### Work required
Among the lines of the records, find all that carry the word "thunderbird" and copy them.

### Material for the task
============

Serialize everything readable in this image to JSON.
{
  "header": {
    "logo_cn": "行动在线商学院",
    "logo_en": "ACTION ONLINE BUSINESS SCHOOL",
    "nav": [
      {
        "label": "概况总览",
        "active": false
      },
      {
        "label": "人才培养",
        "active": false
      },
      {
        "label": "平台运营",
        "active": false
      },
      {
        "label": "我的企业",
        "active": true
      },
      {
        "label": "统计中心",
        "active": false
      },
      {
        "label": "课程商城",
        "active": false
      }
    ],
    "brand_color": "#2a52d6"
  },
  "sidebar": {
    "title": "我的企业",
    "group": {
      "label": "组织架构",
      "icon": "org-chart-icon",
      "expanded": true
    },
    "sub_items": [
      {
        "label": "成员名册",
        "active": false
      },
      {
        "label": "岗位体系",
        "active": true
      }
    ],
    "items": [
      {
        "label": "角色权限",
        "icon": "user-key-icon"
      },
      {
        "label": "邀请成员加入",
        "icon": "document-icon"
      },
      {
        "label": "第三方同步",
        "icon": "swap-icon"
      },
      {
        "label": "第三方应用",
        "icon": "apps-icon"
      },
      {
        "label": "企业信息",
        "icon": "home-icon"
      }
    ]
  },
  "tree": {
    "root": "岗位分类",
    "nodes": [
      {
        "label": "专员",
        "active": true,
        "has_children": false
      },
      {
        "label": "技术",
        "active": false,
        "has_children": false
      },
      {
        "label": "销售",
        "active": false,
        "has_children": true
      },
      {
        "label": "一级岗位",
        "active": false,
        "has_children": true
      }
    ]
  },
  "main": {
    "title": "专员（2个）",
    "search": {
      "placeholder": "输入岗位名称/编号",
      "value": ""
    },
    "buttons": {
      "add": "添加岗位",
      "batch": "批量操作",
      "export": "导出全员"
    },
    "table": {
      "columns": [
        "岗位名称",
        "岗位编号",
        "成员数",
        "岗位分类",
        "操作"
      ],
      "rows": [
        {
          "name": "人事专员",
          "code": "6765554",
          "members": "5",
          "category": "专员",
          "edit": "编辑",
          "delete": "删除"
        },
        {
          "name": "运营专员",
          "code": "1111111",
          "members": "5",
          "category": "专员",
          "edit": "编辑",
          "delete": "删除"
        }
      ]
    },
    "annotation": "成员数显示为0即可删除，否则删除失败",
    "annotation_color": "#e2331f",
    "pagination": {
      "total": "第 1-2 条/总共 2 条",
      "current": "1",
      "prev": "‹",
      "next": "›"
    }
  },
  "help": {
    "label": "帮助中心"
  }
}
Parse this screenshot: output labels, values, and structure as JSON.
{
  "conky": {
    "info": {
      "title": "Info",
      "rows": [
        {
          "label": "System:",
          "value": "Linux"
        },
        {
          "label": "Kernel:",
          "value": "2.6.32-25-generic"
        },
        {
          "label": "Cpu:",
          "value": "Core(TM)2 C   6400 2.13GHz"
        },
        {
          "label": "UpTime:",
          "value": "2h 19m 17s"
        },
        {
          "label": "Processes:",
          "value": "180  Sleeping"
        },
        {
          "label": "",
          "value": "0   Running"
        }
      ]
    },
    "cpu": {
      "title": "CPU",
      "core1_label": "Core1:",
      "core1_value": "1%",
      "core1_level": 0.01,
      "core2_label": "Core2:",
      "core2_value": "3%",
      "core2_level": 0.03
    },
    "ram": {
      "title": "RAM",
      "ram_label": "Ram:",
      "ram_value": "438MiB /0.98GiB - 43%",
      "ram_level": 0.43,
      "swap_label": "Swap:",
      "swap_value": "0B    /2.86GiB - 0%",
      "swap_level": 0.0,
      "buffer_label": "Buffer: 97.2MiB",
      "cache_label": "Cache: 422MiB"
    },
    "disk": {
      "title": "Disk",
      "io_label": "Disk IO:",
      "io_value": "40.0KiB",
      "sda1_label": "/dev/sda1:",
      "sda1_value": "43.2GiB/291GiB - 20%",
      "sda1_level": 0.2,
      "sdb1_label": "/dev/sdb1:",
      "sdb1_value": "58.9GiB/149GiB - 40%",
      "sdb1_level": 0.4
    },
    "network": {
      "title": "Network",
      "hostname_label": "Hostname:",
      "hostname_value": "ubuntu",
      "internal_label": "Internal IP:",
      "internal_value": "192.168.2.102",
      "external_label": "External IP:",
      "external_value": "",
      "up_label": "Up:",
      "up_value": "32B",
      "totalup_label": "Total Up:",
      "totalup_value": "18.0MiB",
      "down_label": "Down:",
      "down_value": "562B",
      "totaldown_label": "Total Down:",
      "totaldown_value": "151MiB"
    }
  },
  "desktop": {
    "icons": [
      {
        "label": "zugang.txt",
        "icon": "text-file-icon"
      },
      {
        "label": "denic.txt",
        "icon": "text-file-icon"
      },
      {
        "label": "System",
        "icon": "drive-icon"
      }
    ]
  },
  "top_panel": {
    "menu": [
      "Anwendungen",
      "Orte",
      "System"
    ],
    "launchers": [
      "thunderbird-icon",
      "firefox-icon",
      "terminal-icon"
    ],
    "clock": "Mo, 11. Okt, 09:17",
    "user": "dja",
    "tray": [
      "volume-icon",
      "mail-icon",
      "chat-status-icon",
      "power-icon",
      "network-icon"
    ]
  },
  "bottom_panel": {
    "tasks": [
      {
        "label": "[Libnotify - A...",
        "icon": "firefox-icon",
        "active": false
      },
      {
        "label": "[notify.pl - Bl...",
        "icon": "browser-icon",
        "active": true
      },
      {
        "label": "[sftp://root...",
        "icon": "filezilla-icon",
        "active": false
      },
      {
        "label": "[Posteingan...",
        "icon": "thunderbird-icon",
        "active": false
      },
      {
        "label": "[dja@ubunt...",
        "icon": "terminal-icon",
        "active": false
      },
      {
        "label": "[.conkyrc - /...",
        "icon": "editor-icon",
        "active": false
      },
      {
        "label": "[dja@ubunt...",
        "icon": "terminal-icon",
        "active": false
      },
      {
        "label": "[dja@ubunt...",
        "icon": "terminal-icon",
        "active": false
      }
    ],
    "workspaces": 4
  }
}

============

### Exercise result
      "thunderbird-icon",
        "icon": "thunderbird-icon",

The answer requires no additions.